◆ YOUR OBJECTIVE ◆
Pick out all lines of the entries that include the word "System" and copy them.

BEGIN

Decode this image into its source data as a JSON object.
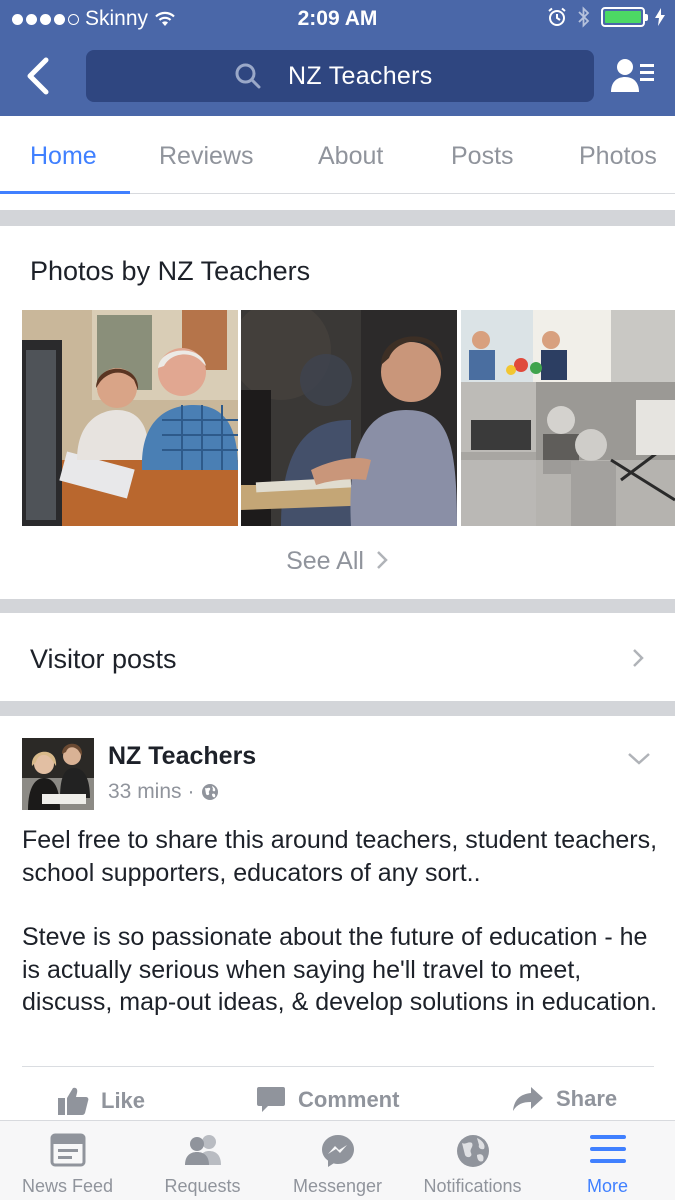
{
  "status_bar": {
    "carrier": "Skinny",
    "time": "2:09 AM"
  },
  "header": {
    "search_query": "NZ Teachers"
  },
  "tabs": [
    {
      "label": "Home",
      "active": true
    },
    {
      "label": "Reviews"
    },
    {
      "label": "About"
    },
    {
      "label": "Posts"
    },
    {
      "label": "Photos"
    }
  ],
  "photos_section": {
    "title": "Photos by NZ Teachers",
    "see_all": "See All"
  },
  "visitor_posts": {
    "label": "Visitor posts"
  },
  "post": {
    "author": "NZ Teachers",
    "time": "33 mins",
    "separator": "·",
    "paragraphs": [
      "Feel free to share this around teachers, student teachers, school supporters, educators of any sort..",
      "Steve is so passionate about the future of education - he is actually serious when saying he'll travel to meet, discuss, map-out ideas, & develop solutions in education."
    ],
    "actions": {
      "like": "Like",
      "comment": "Comment",
      "share": "Share"
    }
  },
  "bottom_nav": [
    {
      "label": "News Feed",
      "icon": "news-feed-icon"
    },
    {
      "label": "Requests",
      "icon": "friend-requests-icon"
    },
    {
      "label": "Messenger",
      "icon": "messenger-icon"
    },
    {
      "label": "Notifications",
      "icon": "globe-icon"
    },
    {
      "label": "More",
      "icon": "menu-icon",
      "active": true
    }
  ],
  "colors": {
    "brand_blue": "#4a67a8",
    "search_bg": "#2f4680",
    "active_blue": "#4080ff",
    "muted": "#90949c"
  }
}
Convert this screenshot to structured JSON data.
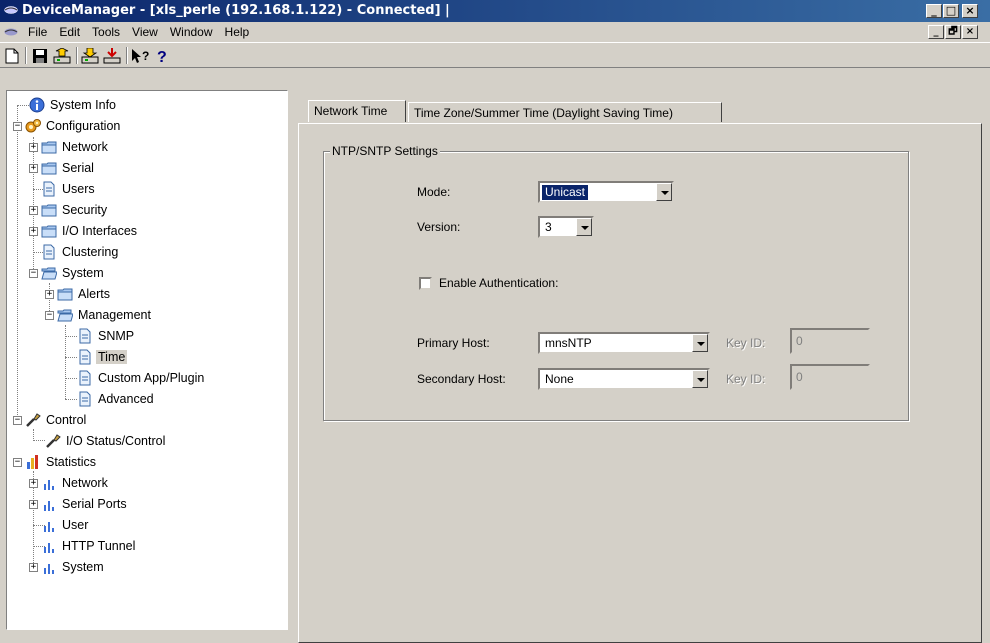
{
  "window": {
    "title": "DeviceManager - [xls_perle (192.168.1.122) - Connected] |",
    "minimize_glyph": "_",
    "maximize_glyph": "□",
    "close_glyph": "×",
    "restore_glyph": "🗗"
  },
  "menubar": {
    "items": [
      "File",
      "Edit",
      "Tools",
      "View",
      "Window",
      "Help"
    ]
  },
  "toolbar": {
    "buttons": [
      "new-icon",
      "save-icon",
      "upload-icon",
      "download-icon",
      "export-icon",
      "whats-this-help-icon",
      "help-icon"
    ]
  },
  "tree": {
    "system_info": "System Info",
    "configuration": "Configuration",
    "network": "Network",
    "serial": "Serial",
    "users": "Users",
    "security": "Security",
    "io_interfaces": "I/O Interfaces",
    "clustering": "Clustering",
    "system": "System",
    "alerts": "Alerts",
    "management": "Management",
    "snmp": "SNMP",
    "time": "Time",
    "custom_app": "Custom App/Plugin",
    "advanced": "Advanced",
    "control": "Control",
    "io_status": "I/O Status/Control",
    "statistics": "Statistics",
    "stat_network": "Network",
    "stat_serial_ports": "Serial Ports",
    "stat_user": "User",
    "stat_http_tunnel": "HTTP Tunnel",
    "stat_system": "System"
  },
  "tabs": {
    "network_time": "Network Time",
    "time_zone": "Time Zone/Summer Time (Daylight Saving Time)"
  },
  "ntp": {
    "group_title": "NTP/SNTP Settings",
    "mode_label": "Mode:",
    "mode_value": "Unicast",
    "version_label": "Version:",
    "version_value": "3",
    "enable_auth_label": "Enable Authentication:",
    "enable_auth_checked": false,
    "primary_host_label": "Primary Host:",
    "primary_host_value": "mnsNTP",
    "primary_key_label": "Key ID:",
    "primary_key_value": "0",
    "secondary_host_label": "Secondary Host:",
    "secondary_host_value": "None",
    "secondary_key_label": "Key ID:",
    "secondary_key_value": "0"
  },
  "colors": {
    "titlebar_start": "#0a246a",
    "titlebar_end": "#3a6ea5",
    "selection": "#0a246a",
    "face": "#d4d0c8"
  }
}
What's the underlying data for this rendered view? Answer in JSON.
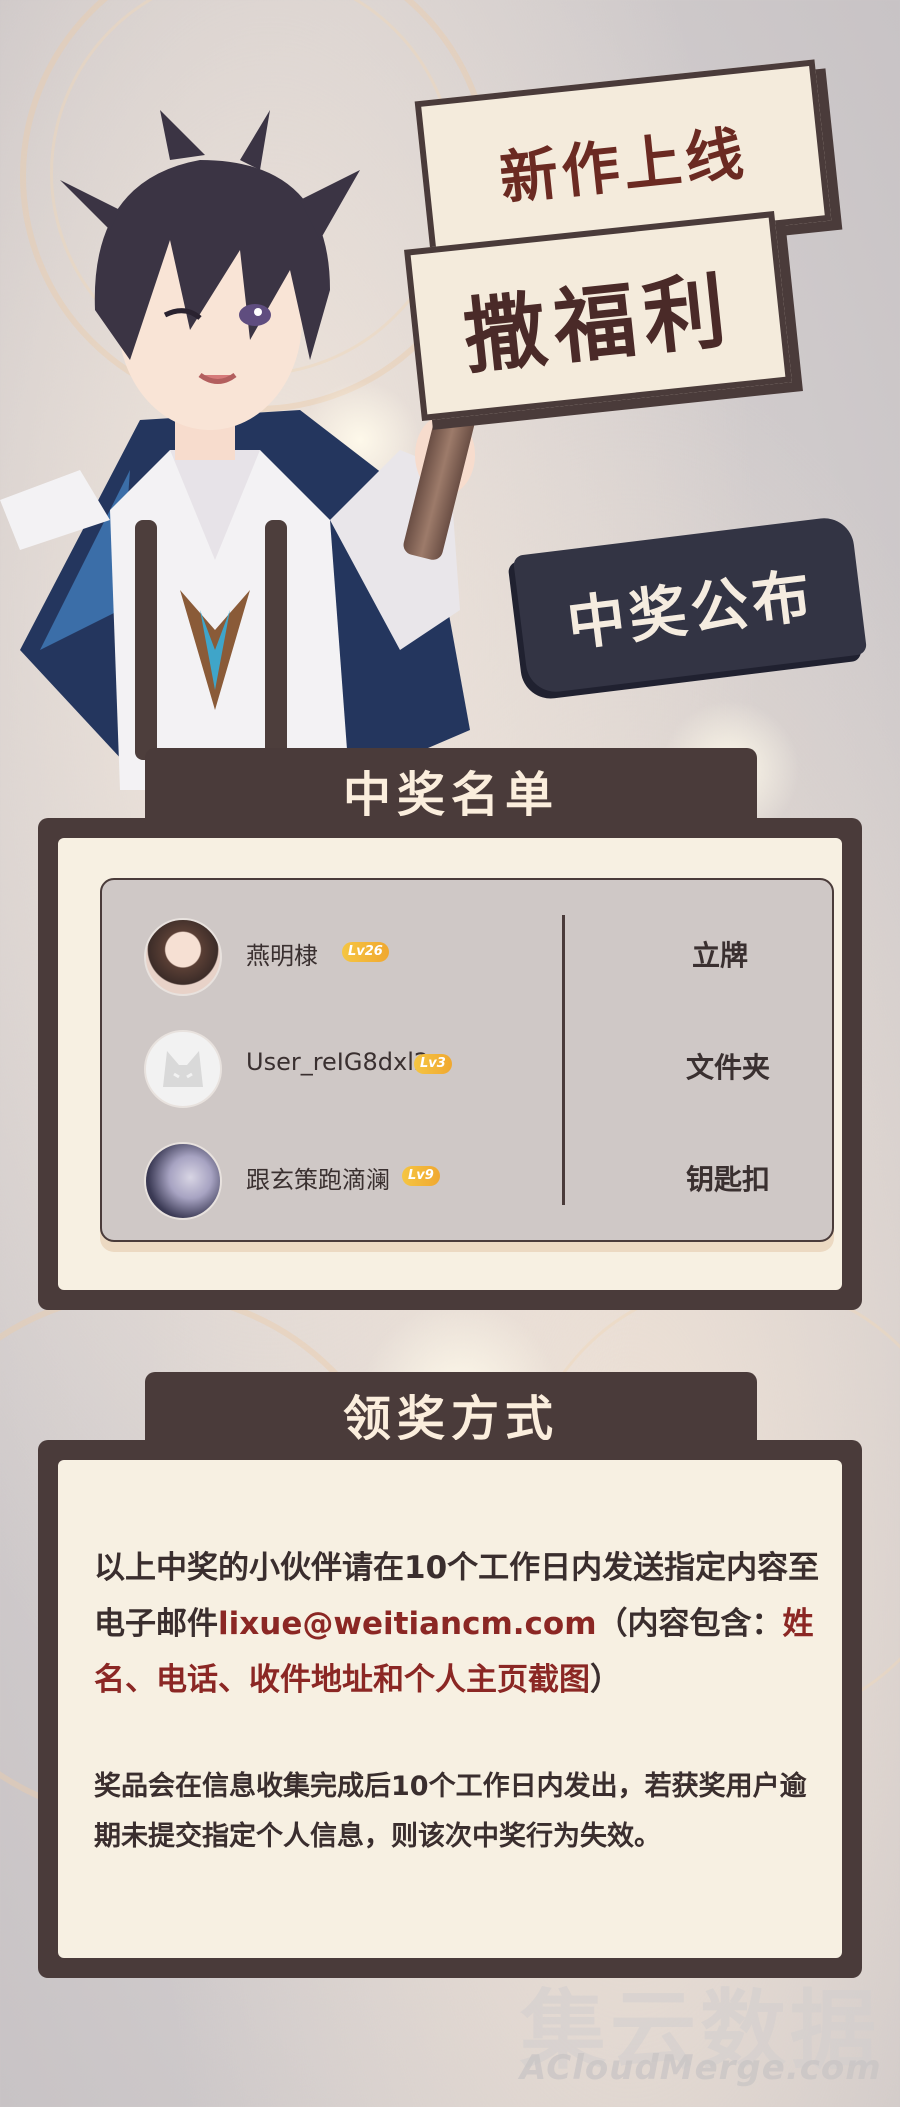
{
  "banner": {
    "line1": "新作上线",
    "line2": "撒福利",
    "announce": "中奖公布"
  },
  "winners_section": {
    "title": "中奖名单",
    "winners": [
      {
        "name": "燕明棣",
        "level": "Lv26",
        "prize": "立牌"
      },
      {
        "name": "User_reIG8dxl2",
        "level": "Lv3",
        "prize": "文件夹"
      },
      {
        "name": "跟玄策跑滴澜",
        "level": "Lv9",
        "prize": "钥匙扣"
      }
    ]
  },
  "claim_section": {
    "title": "领奖方式",
    "para1_a": "以上中奖的小伙伴请在10个工作日内发送指定内容至电子邮件",
    "email": "lixue@weitiancm.com",
    "para1_b": "（内容包含：",
    "para1_red": "姓名、电话、收件地址和个人主页截图",
    "para1_c": "）",
    "para2": "奖品会在信息收集完成后10个工作日内发出，若获奖用户逾期未提交指定个人信息，则该次中奖行为失效。"
  },
  "watermark": {
    "cn": "集云数据",
    "en": "ACloudMerge.com"
  },
  "colors": {
    "dark_brown": "#4a3b3a",
    "cream": "#f7f0e2",
    "red_text": "#8b2724",
    "navy_tag": "#333444",
    "level_gold": "#f0a830"
  }
}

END

◆ SOLUTION TO THIS EXERCISE ◆
    "system_info": "System Info",
    "system": "System",
    "stat_system": "System"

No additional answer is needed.